I really feel for anyone who has moved to Brussels in the last couple of weeks. Sorry, in-comers! Stick with it, won't you? There, there. It won't always feel like the greyest, wettest, most dismal place on the earth. Just, you know, have a waffle (Liège are better than Bruxelles) and wait it out. OK, the wind tunnel on the Place Bastion is always there, but sometimes it doesn't actually knock you over into the path of oncoming traffic. And yes, the STIB are sadistic, peverse bastards all year round, but in summer you can just flip them the finger and walk if they decide to reroute your tram via Charleroi without explanation. Give it another month or so and Zizi's reopens and life regains some semblance of meaning (naming your ice cream parlour after child's word for a penis = enormous respect; being on the corner of my street = lifetime of devotion). I should perhaps warn you, however, that the supermarkets will remain resolutely shitty and depressing however long you stay and whatever the weather.
Anyway, cheer up! At least you don't work on the corridor of ennui, where this afternoon holds the heady promise of a morale raising talk from Le Grand Chef de Londres, who will be explaining to us, with interesting verbal gymnastics, how lay offs and pay cuts are A Very Good Thing For Everyone. I am preparing the corporate twaddle bingo cards and cultivating an expression of studied neutrality as I type.

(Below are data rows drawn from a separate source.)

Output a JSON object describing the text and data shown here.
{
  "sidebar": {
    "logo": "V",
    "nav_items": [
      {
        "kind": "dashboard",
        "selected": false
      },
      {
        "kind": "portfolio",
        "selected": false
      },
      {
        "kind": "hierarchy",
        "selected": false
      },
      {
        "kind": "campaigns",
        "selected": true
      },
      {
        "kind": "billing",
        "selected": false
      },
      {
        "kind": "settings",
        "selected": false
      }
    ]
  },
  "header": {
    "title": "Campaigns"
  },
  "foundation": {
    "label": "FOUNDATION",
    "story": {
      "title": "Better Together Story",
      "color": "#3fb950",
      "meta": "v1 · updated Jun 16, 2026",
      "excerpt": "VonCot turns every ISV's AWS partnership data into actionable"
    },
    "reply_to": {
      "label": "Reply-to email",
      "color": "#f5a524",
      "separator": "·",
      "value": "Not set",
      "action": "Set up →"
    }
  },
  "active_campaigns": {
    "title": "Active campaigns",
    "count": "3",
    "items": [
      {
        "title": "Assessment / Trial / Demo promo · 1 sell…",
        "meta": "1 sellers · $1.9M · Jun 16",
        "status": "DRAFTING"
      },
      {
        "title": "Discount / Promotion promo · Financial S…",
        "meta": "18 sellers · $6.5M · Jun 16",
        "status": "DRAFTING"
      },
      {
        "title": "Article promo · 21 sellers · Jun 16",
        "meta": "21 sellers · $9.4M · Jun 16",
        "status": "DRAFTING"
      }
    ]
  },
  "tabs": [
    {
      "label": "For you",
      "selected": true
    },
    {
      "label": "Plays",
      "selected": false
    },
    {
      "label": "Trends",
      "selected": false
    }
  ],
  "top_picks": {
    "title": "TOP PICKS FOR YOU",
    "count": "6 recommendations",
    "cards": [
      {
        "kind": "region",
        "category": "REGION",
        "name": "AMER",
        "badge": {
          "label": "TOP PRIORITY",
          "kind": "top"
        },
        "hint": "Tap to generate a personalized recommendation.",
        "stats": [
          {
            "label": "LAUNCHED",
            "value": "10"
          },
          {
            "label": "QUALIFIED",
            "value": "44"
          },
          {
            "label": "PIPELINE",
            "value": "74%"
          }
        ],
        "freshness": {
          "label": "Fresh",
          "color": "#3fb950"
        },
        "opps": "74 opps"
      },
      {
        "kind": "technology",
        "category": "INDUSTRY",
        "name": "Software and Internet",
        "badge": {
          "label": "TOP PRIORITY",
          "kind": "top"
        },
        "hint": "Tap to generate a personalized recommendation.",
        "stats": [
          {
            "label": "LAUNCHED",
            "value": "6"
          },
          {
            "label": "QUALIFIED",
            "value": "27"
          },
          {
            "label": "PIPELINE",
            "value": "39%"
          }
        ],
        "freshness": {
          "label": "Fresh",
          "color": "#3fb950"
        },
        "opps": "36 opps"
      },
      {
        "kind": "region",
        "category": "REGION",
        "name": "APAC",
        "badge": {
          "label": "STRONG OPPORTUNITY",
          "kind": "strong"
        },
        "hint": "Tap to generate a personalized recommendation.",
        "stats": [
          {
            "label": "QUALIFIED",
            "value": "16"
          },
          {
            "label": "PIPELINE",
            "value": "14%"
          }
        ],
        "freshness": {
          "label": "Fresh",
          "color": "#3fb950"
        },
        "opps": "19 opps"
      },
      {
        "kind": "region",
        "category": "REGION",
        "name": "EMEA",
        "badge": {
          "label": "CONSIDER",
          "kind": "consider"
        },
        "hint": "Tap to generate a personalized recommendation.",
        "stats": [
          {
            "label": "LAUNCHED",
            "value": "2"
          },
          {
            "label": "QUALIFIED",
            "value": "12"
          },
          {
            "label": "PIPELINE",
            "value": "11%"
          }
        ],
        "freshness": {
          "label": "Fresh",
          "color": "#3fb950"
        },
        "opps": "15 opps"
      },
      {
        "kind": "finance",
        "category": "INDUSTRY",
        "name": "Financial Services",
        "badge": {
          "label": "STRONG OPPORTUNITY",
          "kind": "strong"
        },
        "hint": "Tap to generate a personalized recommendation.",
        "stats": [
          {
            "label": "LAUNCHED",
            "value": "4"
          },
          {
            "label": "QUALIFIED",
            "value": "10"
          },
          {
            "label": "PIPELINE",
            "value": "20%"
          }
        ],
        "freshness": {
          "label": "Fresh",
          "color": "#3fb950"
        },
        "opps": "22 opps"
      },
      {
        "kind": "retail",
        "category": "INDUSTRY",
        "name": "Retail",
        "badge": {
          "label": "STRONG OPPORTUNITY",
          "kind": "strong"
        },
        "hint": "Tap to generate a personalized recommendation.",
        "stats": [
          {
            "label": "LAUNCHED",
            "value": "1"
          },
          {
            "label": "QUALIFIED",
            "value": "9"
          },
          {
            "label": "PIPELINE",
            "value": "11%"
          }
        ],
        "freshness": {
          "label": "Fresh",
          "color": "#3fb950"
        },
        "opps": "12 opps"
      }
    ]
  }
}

I do not claim to be immune from a touch of Seasonal Homicidal Disorder. I have had my own moments recently, particularly as I stand in the back yard in the rain in shoes with holes in, trying to explain to Oscar that the CFO would like him to crap in the minute fenced off area he created this weekend out of baler twine and sticks, as the idiot dog whimpers in confusion and tries to shelter under my coat, before running off on a trajectory that defies the laws of the physical universe to trail shit around the house. Or as I run for my tram and my shoe falls off, leaving me with one wet foot, no dignity and an overwhelming desire to grind the smirking tram driver's face to a pulp as he speeds off leaving me weeping in a puddle. Or as I wait, bat ears twitching, for the cries of "SHAKASS! Putain de chien!" so I can dash to the rescue, detergent wipes to the ready, to erase the traces of Oscar's latest crimes. Or as I search the house high and low for a functioning pencil sharpener, six yoghurt pots, a picture of a juvenile sand warbler and a fragment of the thighbone of Christ to assist in the gulag's latest homework request. I am going to draw a veil over Sunday's visit to the swimming pool. I think we have all suffered enough.
Yes. I too feel the strain. I have been spending no money, barely leaving the house, and subsisting on credit crunch gruel and freezer scrapings. We are all out of DVDs and having to watch repeats of Grand Designs and the French tv news. After France 2 gave us twenty minutes of minute, village by village coverage of the ravages of a slightly windy day last night, I am nearing breaking point. I know that virtue is supposedly its own reward, but you know what? I want an actual reward. Maybe a pygmy hippo. Or some Sergio Rossi platforms.
How are you getting through the long dark night? Books, films, food, sex, crime, pulling your own fingernails out? Help me out. Help us all out. It's starting to sleet and I've just had to disguise an involuntary sob as a hiccup so the eurozombies don't start asking awkward questions..